  • Demos & Media
  • YouTube Thumbnail
    Moog Modular V
    by Arturiaweb

    Demos - Visit Arturia's website to download a free demo and try it out for yourself!

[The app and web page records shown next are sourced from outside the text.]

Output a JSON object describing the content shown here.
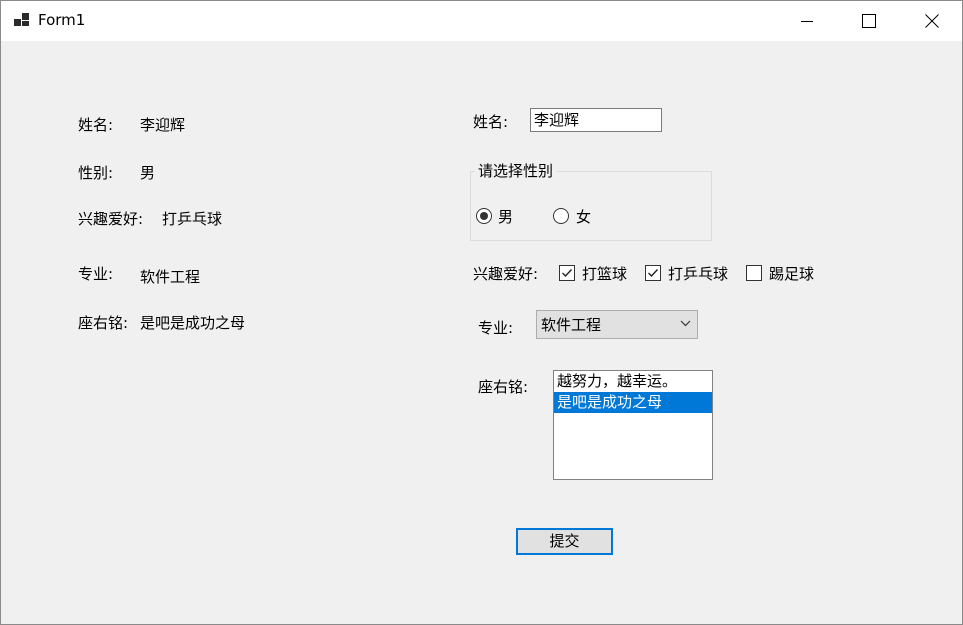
{
  "window": {
    "title": "Form1"
  },
  "left_panel": {
    "name_label": "姓名:",
    "name_value": "李迎辉",
    "gender_label": "性别:",
    "gender_value": "男",
    "hobby_label": "兴趣爱好:",
    "hobby_value": "打乒乓球",
    "major_label": "专业:",
    "major_value": "软件工程",
    "motto_label": "座右铭:",
    "motto_value": "是吧是成功之母"
  },
  "form": {
    "name_label": "姓名:",
    "name_input_value": "李迎辉",
    "gender_group_title": "请选择性别",
    "gender_options": [
      {
        "label": "男",
        "checked": true
      },
      {
        "label": "女",
        "checked": false
      }
    ],
    "hobby_label": "兴趣爱好:",
    "hobbies": [
      {
        "label": "打篮球",
        "checked": true
      },
      {
        "label": "打乒乓球",
        "checked": true
      },
      {
        "label": "踢足球",
        "checked": false
      }
    ],
    "major_label": "专业:",
    "major_selected": "软件工程",
    "motto_label": "座右铭:",
    "motto_options": [
      {
        "label": "越努力，越幸运。",
        "selected": false
      },
      {
        "label": "是吧是成功之母",
        "selected": true
      }
    ],
    "submit_label": "提交"
  },
  "icons": {
    "app": "app-icon",
    "minimize": "minimize-icon",
    "maximize": "maximize-icon",
    "close": "close-icon",
    "dropdown": "chevron-down-icon"
  },
  "colors": {
    "selection": "#0078d7",
    "button_border": "#0078d7",
    "form_background": "#f0f0f0"
  }
}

  • Specifications
  • Polyphony - Mono / polyphonic (up to 64 voices per instrument)
  • Oscillators - 9 oscillators (simultaneously available sine, triangle, sawtooth, and pulse waves) plus white/pink noise generators. Based on original Moog 921a Oscillator Driver and 921b Oscillator modules. No aliasing from 0.1 Hz to 16 kHz, 64-bit floating point precision, Sampling rate: up to 96 kHz
  • Modulation - 2 LFOs with 5 simultaneously available waveforms (sine, sawttoh, triangle, square, random, and trigger output) also with fade-in, delay, tempo sync, and PWM and FM inputs.
  • Filter - 3 filter slots with lowpass (24dB/oct lowpass), highpass, Filter Coupler (based on Moog 904 module), and resonant multimode. Additional filter bank (14 bandwidths available) based on Moog 914 filterbank module.
  • VCA/Envelopes - 2 VCAs, 6 ADSR envelopes, 16 auxiliary VCAs with modulation inputs
  • Arpeg/Seq - 24-step sequencer based on Moog 960 step sequencer
  • Keyboard - 61-key virtual keyboard
  • Effects - 1 stereo delay, 1 chorus
  • Memory - More than 400 presets, made by professionals
  • Interfaces - Runs stand-alone with ASIO, DirectX, Sound Manager and Core Audio, or as a plug-in using VST-2.0, Audio Units, RTAS, HTDM, MAS, and DXi.
  • Macintosh - G3 500 MHz, 128 MB of RAM, MacOS 9.x, Mac OS X 10.2
  • Windows/PC - Pentium II 500 MHz, 128 MB of RAM, Windows 9x/2000/ME/XP
  • Date Produced - 2003
  • Resources & Credits
  • Images from Arturia.

Errors or Corrections? Send them here.